But Lynn's statement is at odds with what the EIS says: Alternative energy sources were considered but discarded for baseload supply as this supply must be extremely reliable. Solar and wind are not reliable enough and there is no currently available economical power storage medium to augment them.
The EIS assessment on the inability of alternative energy to meet the military's needs was included in a comment section. An individual wrote: "Please use solar and wind power. The equipment is available and affordable and the investment will pay for itself." (Vol 10, Individuals Part II, page 264 or web site comment 1349)
Here is the complete EIS response to that comment:
Thank you for your comment. Alternative energy sources were considered but discarded for baseload supply as this supply must be extremely reliable. Solar and wind are not reliable enough and there is no currently available economical power storage medium to augment them. Also alternative energy is very costly. Per the December 2009 “Watts & Volts” newsletter published by the IREA of Colorado, a very sunny state, “A recent study by Tufts University economics professor Gilbert Metcalf states, ‘Solar power currently costs 3.5 to 4 times the price of conventional power,’ but when stripped of subsidies and preferential tax treatment, ‘solar power is between 570 percent and 887 percent more expensive to produce than coal power.” We realize coal power is not available on Guam, but this demonstrates that solar power is not cheap. Both solar and wind require duplicative investments, one for the alternative energy and another for the conventional backup.DoD, however, is mandated to provide a certain percentage of power via alternative energy. So, for new installations, solar water heating and photovoltaics would be considered for new installations. In addition, new DoD development would strive to achieve at least LEED Silver, requiring energy conservation be built into the new facilities. Conservation is the best alternative energy source!The EIS selective math reference is suspect and its counterpoint to the comment is incomplete. The EIS framed its answer in terms of baseload, which means the minimum amount of power needed for all power needs. Alternative energy is, for now, mostly supplemental.

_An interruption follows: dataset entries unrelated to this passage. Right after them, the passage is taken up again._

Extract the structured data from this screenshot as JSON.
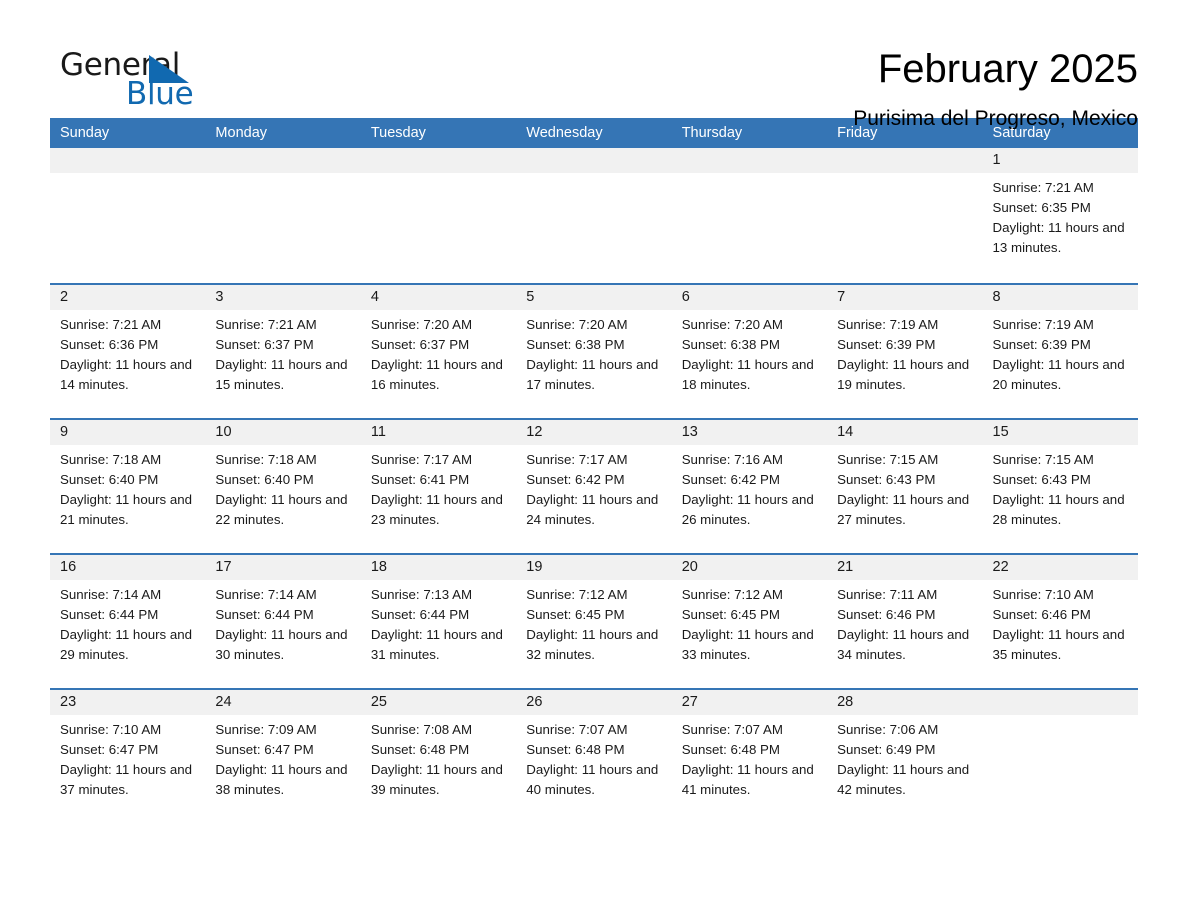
{
  "logo": {
    "word_top": "General",
    "word_bottom": "Blue",
    "triangle_icon": "triangle-icon",
    "brand_color": "#1169b0"
  },
  "header": {
    "title": "February 2025",
    "location": "Purisima del Progreso, Mexico"
  },
  "calendar": {
    "header_color": "#3575b5",
    "day_band_color": "#f1f1f1",
    "weekdays": [
      "Sunday",
      "Monday",
      "Tuesday",
      "Wednesday",
      "Thursday",
      "Friday",
      "Saturday"
    ],
    "weeks": [
      [
        {
          "date": ""
        },
        {
          "date": ""
        },
        {
          "date": ""
        },
        {
          "date": ""
        },
        {
          "date": ""
        },
        {
          "date": ""
        },
        {
          "date": "1",
          "sunrise": "Sunrise: 7:21 AM",
          "sunset": "Sunset: 6:35 PM",
          "daylight": "Daylight: 11 hours and 13 minutes."
        }
      ],
      [
        {
          "date": "2",
          "sunrise": "Sunrise: 7:21 AM",
          "sunset": "Sunset: 6:36 PM",
          "daylight": "Daylight: 11 hours and 14 minutes."
        },
        {
          "date": "3",
          "sunrise": "Sunrise: 7:21 AM",
          "sunset": "Sunset: 6:37 PM",
          "daylight": "Daylight: 11 hours and 15 minutes."
        },
        {
          "date": "4",
          "sunrise": "Sunrise: 7:20 AM",
          "sunset": "Sunset: 6:37 PM",
          "daylight": "Daylight: 11 hours and 16 minutes."
        },
        {
          "date": "5",
          "sunrise": "Sunrise: 7:20 AM",
          "sunset": "Sunset: 6:38 PM",
          "daylight": "Daylight: 11 hours and 17 minutes."
        },
        {
          "date": "6",
          "sunrise": "Sunrise: 7:20 AM",
          "sunset": "Sunset: 6:38 PM",
          "daylight": "Daylight: 11 hours and 18 minutes."
        },
        {
          "date": "7",
          "sunrise": "Sunrise: 7:19 AM",
          "sunset": "Sunset: 6:39 PM",
          "daylight": "Daylight: 11 hours and 19 minutes."
        },
        {
          "date": "8",
          "sunrise": "Sunrise: 7:19 AM",
          "sunset": "Sunset: 6:39 PM",
          "daylight": "Daylight: 11 hours and 20 minutes."
        }
      ],
      [
        {
          "date": "9",
          "sunrise": "Sunrise: 7:18 AM",
          "sunset": "Sunset: 6:40 PM",
          "daylight": "Daylight: 11 hours and 21 minutes."
        },
        {
          "date": "10",
          "sunrise": "Sunrise: 7:18 AM",
          "sunset": "Sunset: 6:40 PM",
          "daylight": "Daylight: 11 hours and 22 minutes."
        },
        {
          "date": "11",
          "sunrise": "Sunrise: 7:17 AM",
          "sunset": "Sunset: 6:41 PM",
          "daylight": "Daylight: 11 hours and 23 minutes."
        },
        {
          "date": "12",
          "sunrise": "Sunrise: 7:17 AM",
          "sunset": "Sunset: 6:42 PM",
          "daylight": "Daylight: 11 hours and 24 minutes."
        },
        {
          "date": "13",
          "sunrise": "Sunrise: 7:16 AM",
          "sunset": "Sunset: 6:42 PM",
          "daylight": "Daylight: 11 hours and 26 minutes."
        },
        {
          "date": "14",
          "sunrise": "Sunrise: 7:15 AM",
          "sunset": "Sunset: 6:43 PM",
          "daylight": "Daylight: 11 hours and 27 minutes."
        },
        {
          "date": "15",
          "sunrise": "Sunrise: 7:15 AM",
          "sunset": "Sunset: 6:43 PM",
          "daylight": "Daylight: 11 hours and 28 minutes."
        }
      ],
      [
        {
          "date": "16",
          "sunrise": "Sunrise: 7:14 AM",
          "sunset": "Sunset: 6:44 PM",
          "daylight": "Daylight: 11 hours and 29 minutes."
        },
        {
          "date": "17",
          "sunrise": "Sunrise: 7:14 AM",
          "sunset": "Sunset: 6:44 PM",
          "daylight": "Daylight: 11 hours and 30 minutes."
        },
        {
          "date": "18",
          "sunrise": "Sunrise: 7:13 AM",
          "sunset": "Sunset: 6:44 PM",
          "daylight": "Daylight: 11 hours and 31 minutes."
        },
        {
          "date": "19",
          "sunrise": "Sunrise: 7:12 AM",
          "sunset": "Sunset: 6:45 PM",
          "daylight": "Daylight: 11 hours and 32 minutes."
        },
        {
          "date": "20",
          "sunrise": "Sunrise: 7:12 AM",
          "sunset": "Sunset: 6:45 PM",
          "daylight": "Daylight: 11 hours and 33 minutes."
        },
        {
          "date": "21",
          "sunrise": "Sunrise: 7:11 AM",
          "sunset": "Sunset: 6:46 PM",
          "daylight": "Daylight: 11 hours and 34 minutes."
        },
        {
          "date": "22",
          "sunrise": "Sunrise: 7:10 AM",
          "sunset": "Sunset: 6:46 PM",
          "daylight": "Daylight: 11 hours and 35 minutes."
        }
      ],
      [
        {
          "date": "23",
          "sunrise": "Sunrise: 7:10 AM",
          "sunset": "Sunset: 6:47 PM",
          "daylight": "Daylight: 11 hours and 37 minutes."
        },
        {
          "date": "24",
          "sunrise": "Sunrise: 7:09 AM",
          "sunset": "Sunset: 6:47 PM",
          "daylight": "Daylight: 11 hours and 38 minutes."
        },
        {
          "date": "25",
          "sunrise": "Sunrise: 7:08 AM",
          "sunset": "Sunset: 6:48 PM",
          "daylight": "Daylight: 11 hours and 39 minutes."
        },
        {
          "date": "26",
          "sunrise": "Sunrise: 7:07 AM",
          "sunset": "Sunset: 6:48 PM",
          "daylight": "Daylight: 11 hours and 40 minutes."
        },
        {
          "date": "27",
          "sunrise": "Sunrise: 7:07 AM",
          "sunset": "Sunset: 6:48 PM",
          "daylight": "Daylight: 11 hours and 41 minutes."
        },
        {
          "date": "28",
          "sunrise": "Sunrise: 7:06 AM",
          "sunset": "Sunset: 6:49 PM",
          "daylight": "Daylight: 11 hours and 42 minutes."
        },
        {
          "date": ""
        }
      ]
    ]
  }
}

Moreover, the person who wrote this comment didn't ask about baseload; all this person wanted was for the military to use alternative energy. The EIS writers decided to not only talk down to this commenter but blow smoke as well.
The EIS is correct in that initial investment in solar is high and the government, obviously, can't use tax credits. But all the lack of tax credits does is to extend the payback period, it doesn't eliminate it. There are other benefits as well that aren't easily calculated
If the military reduces its need for power via solar that in turn reduces the need for additional power generation capacity, and since it is the military's goal to make Guam 'green,' rejecting solar on the basis of something someone at EIS HQ Googled is not sound planning.
The EIS response doesn't rule out alternative energy use. There's a DOD requirement that a certain percentage of generation come from alternative sources, but the overall message here is not "Green Guam," but more of: The DOD will meet minimum requirements.
The EIS response is also not the "Green Guam" message that Lynn and the White House has been handing out, a cornerstones of the PR offensive. It illustrates how out-of-control this buildup is. It has too many moving parts and no one understands how they all work together.